I think this is the point. Teilhard is not asking us to adopt a new theology. On the contrary: he wants us to think about theology in a way which takes account of what we know now about the universe. Like Acquinas, Teilhard believed that because the universe is God’s creation nothing – absolutely nothing – that we discover about God’s creation can serve to subvert our belief in God. Indeed, science reveals the wonder of creation in a way which goes far beyond Aristotle and Acquinas. At the time he was writing many were concerned that evolution was wholly incompatible with scripture. Of course, some like Blessed John Newman were not the least bit troubled by what evolution implied: but many were and still are ( for some strange reason).
|F.C. Copleston S.J.|
… coperation on the part of heterogeneous material things clearly points to the existence of an extrinsic author of this cooperation, who operates with and end in view. If Acquinas had lived in the days of the evolutionary hypothesis, he would doubtless have argued that this hypothesis supports rather than invalidates the conclusion of [his] argument. F.C. Copleston, Acquinas, Penguin Books, Harmondsworth, 1961 (122)

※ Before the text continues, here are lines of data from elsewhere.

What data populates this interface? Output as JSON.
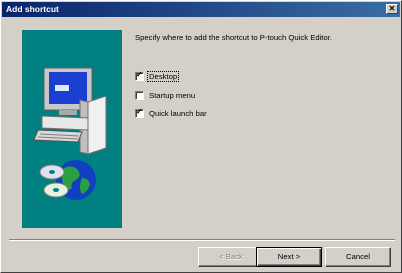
{
  "window": {
    "title": "Add shortcut",
    "close_glyph": "✕"
  },
  "instruction": "Specify where to add the shortcut to P-touch Quick Editor.",
  "options": [
    {
      "label": "Desktop",
      "checked": true
    },
    {
      "label": "Startup menu",
      "checked": false
    },
    {
      "label": "Quick launch bar",
      "checked": true
    }
  ],
  "buttons": {
    "back": "< Back",
    "next": "Next >",
    "cancel": "Cancel"
  },
  "colors": {
    "titlebar": "#0a246a",
    "art_bg": "#008080",
    "face": "#d4d0c8"
  },
  "icons": {
    "art": "computer-with-globe-and-cds"
  }
}
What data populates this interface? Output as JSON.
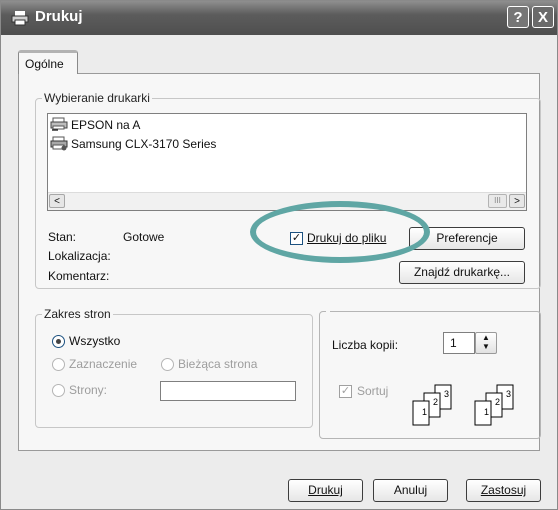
{
  "window": {
    "title": "Drukuj",
    "help_label": "?",
    "close_label": "X"
  },
  "tabs": [
    {
      "label": "Ogólne",
      "active": true
    }
  ],
  "printer_group": {
    "legend": "Wybieranie drukarki",
    "printers": [
      {
        "name": "EPSON na A",
        "icon": "network-printer-icon"
      },
      {
        "name": "Samsung CLX-3170 Series",
        "icon": "printer-icon"
      }
    ],
    "scroll_left": "<",
    "scroll_right": ">",
    "scroll_thumb": "III"
  },
  "status": {
    "status_label": "Stan:",
    "status_value": "Gotowe",
    "location_label": "Lokalizacja:",
    "comment_label": "Komentarz:"
  },
  "print_to_file": {
    "label": "Drukuj do pliku",
    "checked": true
  },
  "buttons": {
    "preferences": "Preferencje",
    "find_printer": "Znajdź drukarkę...",
    "print": "Drukuj",
    "cancel": "Anuluj",
    "apply": "Zastosuj"
  },
  "page_range": {
    "legend": "Zakres stron",
    "all": "Wszystko",
    "selection": "Zaznaczenie",
    "current_page": "Bieżąca strona",
    "pages": "Strony:",
    "selected": "all"
  },
  "copies": {
    "label": "Liczba kopii:",
    "value": "1",
    "collate_label": "Sortuj",
    "collate_checked": true,
    "collate_pages": [
      "1",
      "2",
      "3",
      "1",
      "2",
      "3"
    ]
  },
  "annotation": {
    "color": "#5fa6a4"
  }
}
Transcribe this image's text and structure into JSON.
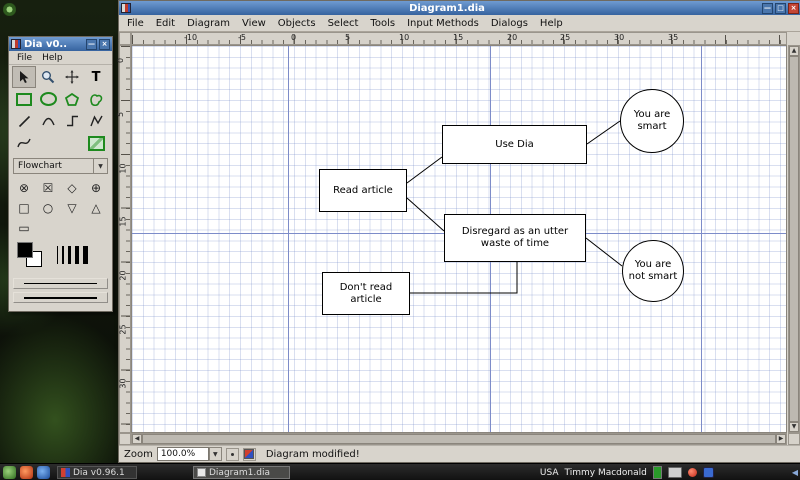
{
  "icons": {
    "close": "×",
    "minimize": "—",
    "maximize": "□",
    "dropdown": "▼",
    "arrow_left": "◀",
    "arrow_right": "▶",
    "arrow_up": "▲",
    "arrow_down": "▼",
    "panel_hide": "◀"
  },
  "main_window": {
    "title": "Diagram1.dia",
    "menus": [
      "File",
      "Edit",
      "Diagram",
      "View",
      "Objects",
      "Select",
      "Tools",
      "Input Methods",
      "Dialogs",
      "Help"
    ],
    "ruler_h_labels": [
      "-10",
      "-5",
      "0",
      "5",
      "10",
      "15",
      "20",
      "25",
      "30",
      "35"
    ],
    "ruler_v_labels": [
      "0",
      "5",
      "10",
      "15",
      "20",
      "25",
      "30"
    ],
    "statusbar": {
      "zoom_label": "Zoom",
      "zoom_value": "100.0%",
      "message": "Diagram modified!"
    }
  },
  "diagram": {
    "nodes": {
      "use_dia": "Use Dia",
      "read_article": "Read article",
      "disregard": "Disregard as an utter waste of time",
      "dont_read": "Don't read article",
      "smart": "You are smart",
      "not_smart": "You are not smart"
    }
  },
  "toolbox": {
    "title": "Dia v0..",
    "menus": [
      "File",
      "Help"
    ],
    "text_tool_glyph": "T",
    "category": "Flowchart",
    "shapes": [
      "⊗",
      "☒",
      "◇",
      "⊕",
      "□",
      "○",
      "▽",
      "△",
      "▭"
    ]
  },
  "taskbar": {
    "window1": "Dia v0.96.1",
    "window2": "Diagram1.dia",
    "tray_layout": "USA",
    "tray_user": "Timmy Macdonald"
  }
}
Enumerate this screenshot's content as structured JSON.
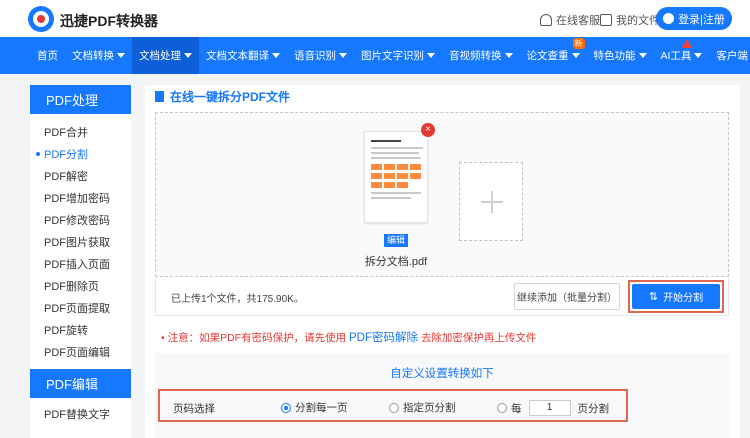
{
  "header": {
    "brand": "迅捷PDF转换器",
    "service_label": "在线客服",
    "files_label": "我的文件",
    "login_label": "登录|注册"
  },
  "nav": {
    "items": [
      {
        "label": "首页",
        "caret": false
      },
      {
        "label": "文档转换",
        "caret": true
      },
      {
        "label": "文档处理",
        "caret": true,
        "active": true
      },
      {
        "label": "文档文本翻译",
        "caret": true
      },
      {
        "label": "语音识别",
        "caret": true
      },
      {
        "label": "图片文字识别",
        "caret": true
      },
      {
        "label": "音视频转换",
        "caret": true
      },
      {
        "label": "论文查重",
        "caret": true,
        "badge": "新"
      },
      {
        "label": "特色功能",
        "caret": true
      },
      {
        "label": "AI工具",
        "caret": true,
        "hot": true
      },
      {
        "label": "客户端",
        "caret": true
      }
    ]
  },
  "sidebar": {
    "section1": "PDF处理",
    "items1": [
      "PDF合并",
      "PDF分割",
      "PDF解密",
      "PDF增加密码",
      "PDF修改密码",
      "PDF图片获取",
      "PDF插入页面",
      "PDF删除页",
      "PDF页面提取",
      "PDF旋转",
      "PDF页面编辑"
    ],
    "active_index": 1,
    "section2": "PDF编辑",
    "items2": [
      "PDF替换文字"
    ]
  },
  "main": {
    "title": "在线一键拆分PDF文件",
    "file": {
      "name": "拆分文档.pdf",
      "edit_tag": "编辑",
      "delete_icon": "×"
    },
    "status": "已上传1个文件，共175.90K。",
    "continue_label": "继续添加（批量分割）",
    "start_label": "开始分割",
    "notice_prefix": "• 注意：如果PDF有密码保护，请先使用",
    "notice_link": "PDF密码解除",
    "notice_suffix": "去除加密保护再上传文件",
    "settings_title": "自定义设置转换如下",
    "option_label": "页码选择",
    "options": {
      "split_each": "分割每一页",
      "split_specified": "指定页分割",
      "every_prefix": "每",
      "every_value": "1",
      "every_suffix": "页分割"
    }
  },
  "colors": {
    "accent": "#1677ff",
    "highlight_outline": "#e0674f",
    "warning": "#e53935"
  }
}
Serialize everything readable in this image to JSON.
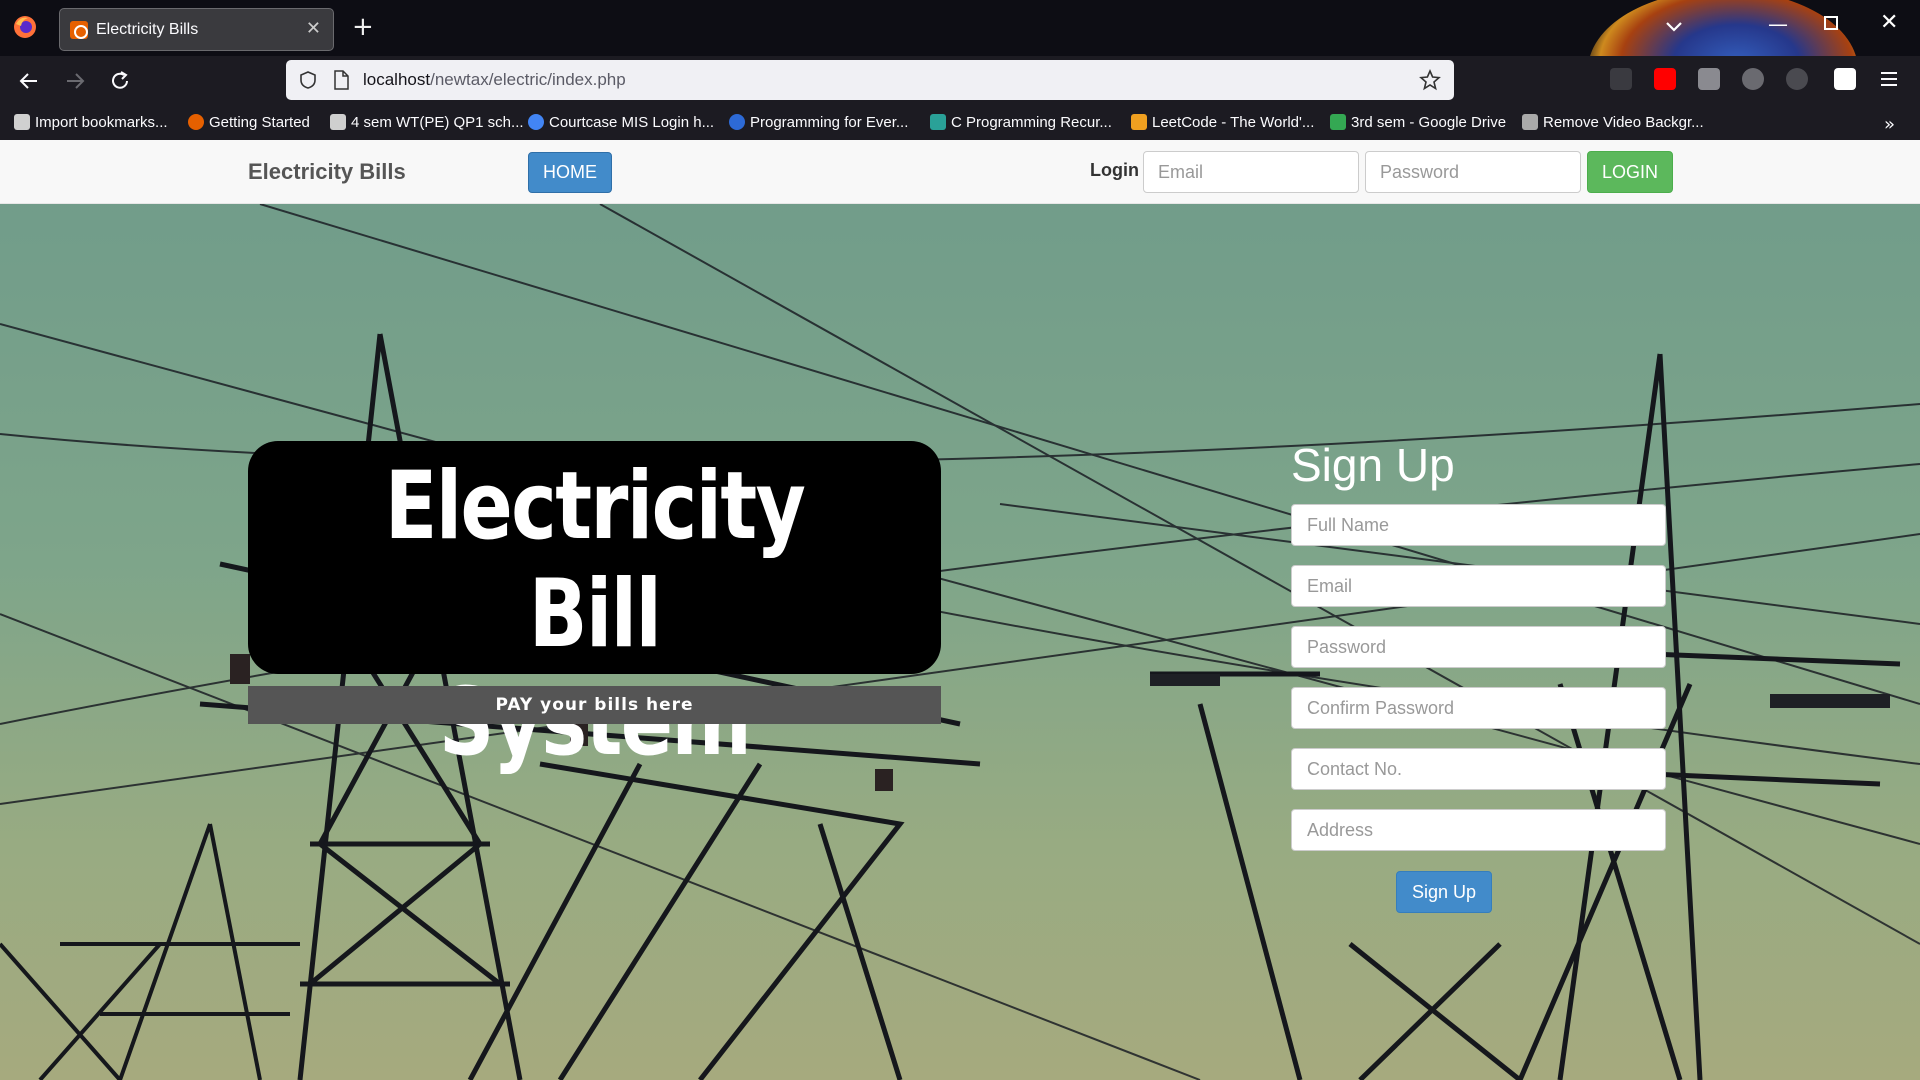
{
  "browser": {
    "tab_title": "Electricity Bills",
    "tab_close": "✕",
    "new_tab": "+",
    "url_host": "localhost",
    "url_path": "/newtax/electric/index.php",
    "window": {
      "minimize": "—",
      "close": "✕"
    },
    "bookmarks": [
      {
        "label": "Import bookmarks...",
        "icon": "import-icon",
        "color": "#d0d0d0"
      },
      {
        "label": "Getting Started",
        "icon": "firefox-icon",
        "color": "#e66000"
      },
      {
        "label": "4 sem WT(PE) QP1 sch...",
        "icon": "document-icon",
        "color": "#cfcfcf"
      },
      {
        "label": "Courtcase MIS Login h...",
        "icon": "google-icon",
        "color": "#4285f4"
      },
      {
        "label": "Programming for Ever...",
        "icon": "c-icon",
        "color": "#2d6ad6"
      },
      {
        "label": "C Programming Recur...",
        "icon": "site-icon",
        "color": "#2aa198"
      },
      {
        "label": "LeetCode - The World'...",
        "icon": "leetcode-icon",
        "color": "#f0a020"
      },
      {
        "label": "3rd sem - Google Drive",
        "icon": "google-drive-icon",
        "color": "#34a853"
      },
      {
        "label": "Remove Video Backgr...",
        "icon": "video-icon",
        "color": "#aaaaaa"
      }
    ],
    "more_bookmarks": "»"
  },
  "site": {
    "brand": "Electricity Bills",
    "home_label": "HOME",
    "login_label": "Login",
    "login_email_placeholder": "Email",
    "login_password_placeholder": "Password",
    "login_button": "LOGIN"
  },
  "hero": {
    "title_line1": "Electricity Bill",
    "title_line2": "System",
    "subtitle": "PAY your bills here"
  },
  "signup": {
    "title": "Sign Up",
    "fields": [
      {
        "placeholder": "Full Name"
      },
      {
        "placeholder": "Email"
      },
      {
        "placeholder": "Password"
      },
      {
        "placeholder": "Confirm Password"
      },
      {
        "placeholder": "Contact No."
      },
      {
        "placeholder": "Address"
      }
    ],
    "button": "Sign Up"
  },
  "colors": {
    "primary": "#428bca",
    "success": "#5cb85c",
    "hero_bg": "#000000",
    "sky_top": "#6f9b8a",
    "sky_bottom": "#a6aa7e"
  }
}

Teilhard does not in any way abandon the view that creation has a direction –he is, like Acquinas, wholly teleological. The universe has a point, a direction, and a purpose. Hence, Copleston argues that Acquinas would have been quite at home adopting an evolutionary position. In this sense, I think it is correct and entirely plausible to argue that Teilhard although abandoning the literal reading of Genesis ( and that has theological implications) and the Aristolean view of the universe, he is actually showing us that we do not need to abandon Acquinas, so much as up-date his cosmology. We need to fill in the missing piece of that moon. The Body and Heart of Christ have to be understood in a new and far less static / earth-bound way.
Teilhard may well be read as being anti-Thomist in terms of what he has to say about original sin and evolution, and in his own time that was how many - like Garrigou-Lagrange - did read him, but one thing is not in doubt: Teilhard shared with St. Thomas and St Bonaventure and Saint Clare of Assisi and St Juliana of Liege who all feature in the window to be found in Corpus Christi a deep love and devotion to the Eucharist and to the Body of Christ as manifested in the Blessed Sacrament. With them he shared a belief in the true and real presence of Christ in the Eucharist. Of that there can be no doubt. Indeed, such was his belief in real presence of Christ in the bread and wine which are transformed in the mass that he realised that it must be understood and could only be understood, as a profoundly cosmic event. If it is not, then the Blessed Sacrament is nothing. But for Teilhard the Body of Christ was everything.
'At every moment the Eucharistic Christ controls, from the point of view of the organization of the Pleroma..the whole movement of the universe..' The Divine Milieu.
'Across the enormity of time and the disconcerting multiplicity of individuals, one operation is going on - the incorporation of the elect in Christ; one thing is being made - the Mystical Body of Christ -from all the spiritual powers scattered around the world.' The Divine Milieu.
'Christ has a cosmic body that extends throughout the whole universe'. Cosmic life.